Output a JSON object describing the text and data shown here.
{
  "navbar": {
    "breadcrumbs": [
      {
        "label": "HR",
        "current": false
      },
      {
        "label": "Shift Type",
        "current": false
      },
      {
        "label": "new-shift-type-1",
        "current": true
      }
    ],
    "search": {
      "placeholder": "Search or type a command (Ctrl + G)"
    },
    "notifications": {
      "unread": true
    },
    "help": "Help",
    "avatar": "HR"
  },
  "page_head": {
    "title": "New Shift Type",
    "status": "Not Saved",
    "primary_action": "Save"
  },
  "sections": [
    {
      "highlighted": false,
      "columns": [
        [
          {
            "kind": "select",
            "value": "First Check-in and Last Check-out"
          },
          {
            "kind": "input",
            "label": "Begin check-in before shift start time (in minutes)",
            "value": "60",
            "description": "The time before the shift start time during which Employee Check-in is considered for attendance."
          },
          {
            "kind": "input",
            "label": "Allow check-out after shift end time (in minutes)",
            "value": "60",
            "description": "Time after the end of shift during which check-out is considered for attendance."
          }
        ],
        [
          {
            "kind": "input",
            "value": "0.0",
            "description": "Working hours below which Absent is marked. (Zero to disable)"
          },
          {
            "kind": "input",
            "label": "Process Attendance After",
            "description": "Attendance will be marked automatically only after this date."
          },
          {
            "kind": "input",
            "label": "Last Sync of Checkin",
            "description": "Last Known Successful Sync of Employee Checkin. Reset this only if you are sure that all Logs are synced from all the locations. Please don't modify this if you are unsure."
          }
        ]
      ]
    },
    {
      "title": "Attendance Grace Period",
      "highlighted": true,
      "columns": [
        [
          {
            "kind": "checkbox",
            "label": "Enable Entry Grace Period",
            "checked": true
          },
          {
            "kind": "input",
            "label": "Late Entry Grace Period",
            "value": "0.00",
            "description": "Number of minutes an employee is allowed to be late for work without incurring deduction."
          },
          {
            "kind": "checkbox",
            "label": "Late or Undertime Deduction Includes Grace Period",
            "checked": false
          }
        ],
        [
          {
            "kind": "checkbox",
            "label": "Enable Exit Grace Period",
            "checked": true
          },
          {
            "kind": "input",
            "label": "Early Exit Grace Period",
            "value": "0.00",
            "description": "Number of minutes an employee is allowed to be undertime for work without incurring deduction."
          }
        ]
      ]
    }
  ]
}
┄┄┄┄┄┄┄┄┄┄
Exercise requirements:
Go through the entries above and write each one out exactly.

Task answer:
Output a JSON object describing the text and data shown here.
{
  "navbar": {
    "breadcrumbs": [
      {
        "label": "HR",
        "current": false
      },
      {
        "label": "Shift Type",
        "current": false
      },
      {
        "label": "new-shift-type-1",
        "current": true
      }
    ],
    "search": {
      "placeholder": "Search or type a command (Ctrl + G)"
    },
    "notifications": {
      "unread": true
    },
    "help": "Help",
    "avatar": "HR"
  },
  "page_head": {
    "title": "New Shift Type",
    "status": "Not Saved",
    "primary_action": "Save"
  },
  "sections": [
    {
      "highlighted": false,
      "columns": [
        [
          {
            "kind": "select",
            "value": "First Check-in and Last Check-out"
          },
          {
            "kind": "input",
            "label": "Begin check-in before shift start time (in minutes)",
            "value": "60",
            "description": "The time before the shift start time during which Employee Check-in is considered for attendance."
          },
          {
            "kind": "input",
            "label": "Allow check-out after shift end time (in minutes)",
            "value": "60",
            "description": "Time after the end of shift during which check-out is considered for attendance."
          }
        ],
        [
          {
            "kind": "input",
            "value": "0.0",
            "description": "Working hours below which Absent is marked. (Zero to disable)"
          },
          {
            "kind": "input",
            "label": "Process Attendance After",
            "description": "Attendance will be marked automatically only after this date."
          },
          {
            "kind": "input",
            "label": "Last Sync of Checkin",
            "description": "Last Known Successful Sync of Employee Checkin. Reset this only if you are sure that all Logs are synced from all the locations. Please don't modify this if you are unsure."
          }
        ]
      ]
    },
    {
      "title": "Attendance Grace Period",
      "highlighted": true,
      "columns": [
        [
          {
            "kind": "checkbox",
            "label": "Enable Entry Grace Period",
            "checked": true
          },
          {
            "kind": "input",
            "label": "Late Entry Grace Period",
            "value": "0.00",
            "description": "Number of minutes an employee is allowed to be late for work without incurring deduction."
          },
          {
            "kind": "checkbox",
            "label": "Late or Undertime Deduction Includes Grace Period",
            "checked": false
          }
        ],
        [
          {
            "kind": "checkbox",
            "label": "Enable Exit Grace Period",
            "checked": true
          },
          {
            "kind": "input",
            "label": "Early Exit Grace Period",
            "value": "0.00",
            "description": "Number of minutes an employee is allowed to be undertime for work without incurring deduction."
          }
        ]
      ]
    }
  ]
}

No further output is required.